I have a large scar running across my abdomen. Whenever I see it, I am reminded of the day my youngest son was born. It reminds me of pain and fear, and of unbearable joy and love. I almost died that day, and had three surgeries, all done through the one incision that caused that scar. It was the scariest day of my husband’s life. But it brought the tremendous blessing of our beautiful son. I would not give up that scar. It’s a badge I wear of the trauma my body went through. It brings with it a flood of happy and sad memories.
I know many people who bear such scars. Scars on their face from skin cancer. Scars on their arm where they were burned. Scars on their leg where a vein was taken out to repair their heart. Scars down their chest to remind where surgeons went in and actually held that heart in their hands.
Anyone who sees us can tell we’ve been through something traumatic. There’s no hiding the scar from open heart surgery. People see, people give you knowing looks, and most importantly people understand. “Yes, I’ve had that surgery too,” they say. “I remember how it felt. It will get better. It really will heal one day.”
No one can see the scars we bear from rape and abuse. They are buried deep inside. They are larger and uglier than any visible scar I’ve seen on any person. But on the outside we look whole. People don’t see, and therefore, people cannot understand.

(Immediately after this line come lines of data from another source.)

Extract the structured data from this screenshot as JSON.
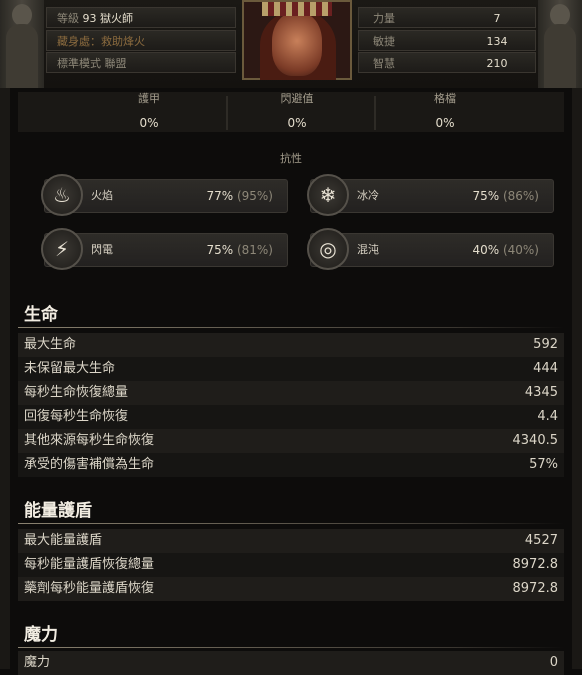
{
  "header": {
    "level_label": "等級",
    "level": "93",
    "class_name": "獄火師",
    "hideout_label": "藏身處：",
    "hideout_value": "救助烽火",
    "league_label": "標準模式",
    "league_value": "聯盟",
    "attributes": [
      {
        "label": "力量",
        "value": "7"
      },
      {
        "label": "敏捷",
        "value": "134"
      },
      {
        "label": "智慧",
        "value": "210"
      }
    ]
  },
  "defences": [
    {
      "label": "護甲",
      "value": "0%"
    },
    {
      "label": "閃避值",
      "value": "0%"
    },
    {
      "label": "格檔",
      "value": "0%"
    }
  ],
  "resistances": {
    "title": "抗性",
    "items": [
      {
        "name": "火焰",
        "value": "77%",
        "max": "(95%)",
        "icon": "fire-icon"
      },
      {
        "name": "冰冷",
        "value": "75%",
        "max": "(86%)",
        "icon": "snowflake-icon"
      },
      {
        "name": "閃電",
        "value": "75%",
        "max": "(81%)",
        "icon": "lightning-icon"
      },
      {
        "name": "混沌",
        "value": "40%",
        "max": "(40%)",
        "icon": "chaos-spiral-icon"
      }
    ]
  },
  "sections": {
    "life": {
      "title": "生命",
      "rows": [
        {
          "label": "最大生命",
          "value": "592"
        },
        {
          "label": "未保留最大生命",
          "value": "444"
        },
        {
          "label": "每秒生命恢復總量",
          "value": "4345"
        },
        {
          "label": "回復每秒生命恢復",
          "value": "4.4"
        },
        {
          "label": "其他來源每秒生命恢復",
          "value": "4340.5"
        },
        {
          "label": "承受的傷害補償為生命",
          "value": "57%"
        }
      ]
    },
    "energy_shield": {
      "title": "能量護盾",
      "rows": [
        {
          "label": "最大能量護盾",
          "value": "4527"
        },
        {
          "label": "每秒能量護盾恢復總量",
          "value": "8972.8"
        },
        {
          "label": "藥劑每秒能量護盾恢復",
          "value": "8972.8"
        }
      ]
    },
    "mana": {
      "title": "魔力",
      "rows": [
        {
          "label": "魔力",
          "value": "0"
        }
      ]
    }
  }
}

There are days when I wonder if it would be better if those scars were not invisible. I don’t know. I can’t tell people what happened to me. Maybe it would be simpler if they could just see it on my face. I could walk down the street and see other survivors just by looking. There would be a lot of us. We could smile at each other warmly, give each other gentle hugs. “I remember how that felt. You really will heal one day.”
Maybe we wouldn’t feel so alone.